Where the data below shows a picture, leave that picture out and copy the rest exactly.
== Extracted information ==
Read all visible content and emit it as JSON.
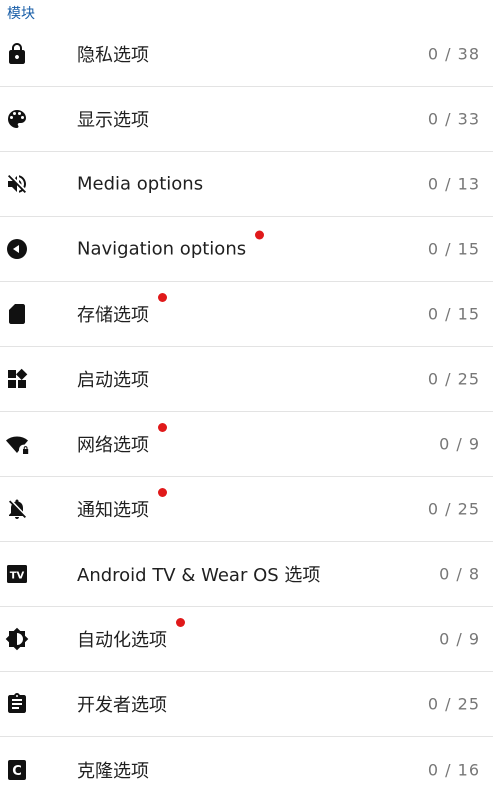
{
  "section": {
    "title": "模块"
  },
  "rows": [
    {
      "label": "隐私选项",
      "count": "0 / 38",
      "icon": "lock-icon",
      "dot": false
    },
    {
      "label": "显示选项",
      "count": "0 / 33",
      "icon": "palette-icon",
      "dot": false
    },
    {
      "label": "Media options",
      "count": "0 / 13",
      "icon": "volume-off-icon",
      "dot": false
    },
    {
      "label": "Navigation options",
      "count": "0 / 15",
      "icon": "back-arrow-circle-icon",
      "dot": true
    },
    {
      "label": "存储选项",
      "count": "0 / 15",
      "icon": "sd-card-icon",
      "dot": true
    },
    {
      "label": "启动选项",
      "count": "0 / 25",
      "icon": "widgets-icon",
      "dot": false
    },
    {
      "label": "网络选项",
      "count": "0 / 9",
      "icon": "wifi-lock-icon",
      "dot": true
    },
    {
      "label": "通知选项",
      "count": "0 / 25",
      "icon": "notifications-off-icon",
      "dot": true
    },
    {
      "label": "Android TV & Wear OS 选项",
      "count": "0 / 8",
      "icon": "tv-icon",
      "dot": false
    },
    {
      "label": "自动化选项",
      "count": "0 / 9",
      "icon": "brightness-auto-icon",
      "dot": true
    },
    {
      "label": "开发者选项",
      "count": "0 / 25",
      "icon": "clipboard-icon",
      "dot": false
    },
    {
      "label": "克隆选项",
      "count": "0 / 16",
      "icon": "clone-c-icon",
      "dot": false
    }
  ],
  "colors": {
    "accent": "#1a5fa8",
    "dot": "#e0191a",
    "count": "#777777"
  }
}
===
*Result of the exercise*:
Read all visible content and emit it as JSON.
{
  "section": {
    "title": "模块"
  },
  "rows": [
    {
      "label": "隐私选项",
      "count": "0 / 38",
      "icon": "lock-icon",
      "dot": false
    },
    {
      "label": "显示选项",
      "count": "0 / 33",
      "icon": "palette-icon",
      "dot": false
    },
    {
      "label": "Media options",
      "count": "0 / 13",
      "icon": "volume-off-icon",
      "dot": false
    },
    {
      "label": "Navigation options",
      "count": "0 / 15",
      "icon": "back-arrow-circle-icon",
      "dot": true
    },
    {
      "label": "存储选项",
      "count": "0 / 15",
      "icon": "sd-card-icon",
      "dot": true
    },
    {
      "label": "启动选项",
      "count": "0 / 25",
      "icon": "widgets-icon",
      "dot": false
    },
    {
      "label": "网络选项",
      "count": "0 / 9",
      "icon": "wifi-lock-icon",
      "dot": true
    },
    {
      "label": "通知选项",
      "count": "0 / 25",
      "icon": "notifications-off-icon",
      "dot": true
    },
    {
      "label": "Android TV & Wear OS 选项",
      "count": "0 / 8",
      "icon": "tv-icon",
      "dot": false
    },
    {
      "label": "自动化选项",
      "count": "0 / 9",
      "icon": "brightness-auto-icon",
      "dot": true
    },
    {
      "label": "开发者选项",
      "count": "0 / 25",
      "icon": "clipboard-icon",
      "dot": false
    },
    {
      "label": "克隆选项",
      "count": "0 / 16",
      "icon": "clone-c-icon",
      "dot": false
    }
  ],
  "colors": {
    "accent": "#1a5fa8",
    "dot": "#e0191a",
    "count": "#777777"
  }
}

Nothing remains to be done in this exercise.